═════ EXERCISE MATERIALS

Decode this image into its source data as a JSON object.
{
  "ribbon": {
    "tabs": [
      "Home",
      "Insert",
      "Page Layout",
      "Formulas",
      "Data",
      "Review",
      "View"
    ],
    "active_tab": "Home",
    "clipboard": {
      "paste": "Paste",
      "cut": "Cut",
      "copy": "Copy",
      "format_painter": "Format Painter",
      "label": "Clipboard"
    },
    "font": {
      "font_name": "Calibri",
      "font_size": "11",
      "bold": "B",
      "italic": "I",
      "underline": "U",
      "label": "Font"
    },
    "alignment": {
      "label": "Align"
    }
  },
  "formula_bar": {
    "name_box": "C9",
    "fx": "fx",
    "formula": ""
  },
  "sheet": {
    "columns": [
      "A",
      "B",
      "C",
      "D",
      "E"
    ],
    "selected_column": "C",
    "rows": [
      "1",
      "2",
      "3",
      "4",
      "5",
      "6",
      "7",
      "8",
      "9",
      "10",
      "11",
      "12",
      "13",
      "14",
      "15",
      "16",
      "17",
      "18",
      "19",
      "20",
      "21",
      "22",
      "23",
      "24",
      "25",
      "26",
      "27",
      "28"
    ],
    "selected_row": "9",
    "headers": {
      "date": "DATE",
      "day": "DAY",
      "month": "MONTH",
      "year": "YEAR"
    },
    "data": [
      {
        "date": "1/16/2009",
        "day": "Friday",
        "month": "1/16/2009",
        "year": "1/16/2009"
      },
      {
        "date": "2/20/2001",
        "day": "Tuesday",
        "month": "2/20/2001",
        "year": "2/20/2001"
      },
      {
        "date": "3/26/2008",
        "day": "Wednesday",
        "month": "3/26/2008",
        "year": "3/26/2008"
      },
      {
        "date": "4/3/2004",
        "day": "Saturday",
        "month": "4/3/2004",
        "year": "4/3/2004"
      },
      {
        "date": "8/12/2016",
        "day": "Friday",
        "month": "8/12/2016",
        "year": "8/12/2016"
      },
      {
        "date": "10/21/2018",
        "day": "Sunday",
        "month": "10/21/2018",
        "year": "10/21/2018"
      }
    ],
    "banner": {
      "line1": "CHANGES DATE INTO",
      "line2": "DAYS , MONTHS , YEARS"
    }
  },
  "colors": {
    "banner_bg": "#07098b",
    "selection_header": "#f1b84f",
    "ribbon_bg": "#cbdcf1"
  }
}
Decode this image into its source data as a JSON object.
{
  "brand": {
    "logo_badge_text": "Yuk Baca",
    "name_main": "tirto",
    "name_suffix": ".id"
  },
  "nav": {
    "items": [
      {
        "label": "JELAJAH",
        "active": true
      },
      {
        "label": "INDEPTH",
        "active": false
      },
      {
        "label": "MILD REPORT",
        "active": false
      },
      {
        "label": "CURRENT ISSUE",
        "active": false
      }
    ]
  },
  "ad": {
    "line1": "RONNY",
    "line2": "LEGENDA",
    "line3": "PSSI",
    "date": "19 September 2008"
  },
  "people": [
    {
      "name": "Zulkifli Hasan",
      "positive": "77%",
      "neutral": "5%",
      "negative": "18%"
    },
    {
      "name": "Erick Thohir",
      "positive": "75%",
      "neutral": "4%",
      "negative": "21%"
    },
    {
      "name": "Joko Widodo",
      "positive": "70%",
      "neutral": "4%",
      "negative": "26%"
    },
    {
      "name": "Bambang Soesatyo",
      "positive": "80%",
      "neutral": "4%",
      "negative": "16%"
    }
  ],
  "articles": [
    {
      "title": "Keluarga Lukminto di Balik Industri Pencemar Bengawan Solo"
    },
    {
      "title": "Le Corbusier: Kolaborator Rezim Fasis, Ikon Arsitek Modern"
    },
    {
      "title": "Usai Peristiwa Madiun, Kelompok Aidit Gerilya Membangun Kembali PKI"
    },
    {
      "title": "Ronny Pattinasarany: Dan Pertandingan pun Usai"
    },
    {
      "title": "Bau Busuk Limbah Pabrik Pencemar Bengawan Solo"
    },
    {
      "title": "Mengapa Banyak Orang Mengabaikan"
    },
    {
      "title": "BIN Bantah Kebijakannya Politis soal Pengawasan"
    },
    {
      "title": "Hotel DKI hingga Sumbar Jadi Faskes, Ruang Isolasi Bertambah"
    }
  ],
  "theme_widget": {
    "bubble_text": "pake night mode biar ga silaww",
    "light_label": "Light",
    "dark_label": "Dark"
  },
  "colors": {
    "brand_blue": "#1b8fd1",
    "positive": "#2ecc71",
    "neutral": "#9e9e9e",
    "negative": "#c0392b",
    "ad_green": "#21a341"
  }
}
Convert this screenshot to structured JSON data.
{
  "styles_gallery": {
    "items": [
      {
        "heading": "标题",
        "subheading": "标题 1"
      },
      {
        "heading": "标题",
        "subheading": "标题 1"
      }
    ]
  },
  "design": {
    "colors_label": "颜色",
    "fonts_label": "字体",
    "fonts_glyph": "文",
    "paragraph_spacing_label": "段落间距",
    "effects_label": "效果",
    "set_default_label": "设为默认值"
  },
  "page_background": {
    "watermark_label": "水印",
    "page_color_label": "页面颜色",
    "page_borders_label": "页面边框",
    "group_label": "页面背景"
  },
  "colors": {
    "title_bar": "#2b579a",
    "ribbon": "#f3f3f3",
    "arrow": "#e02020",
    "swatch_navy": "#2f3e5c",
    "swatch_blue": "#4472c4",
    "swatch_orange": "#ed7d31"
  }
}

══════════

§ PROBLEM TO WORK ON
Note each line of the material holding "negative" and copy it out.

§ RESPONSE AREA
      "negative": "18%"
      "negative": "21%"
      "negative": "26%"
      "negative": "16%"
    "negative": "#c0392b",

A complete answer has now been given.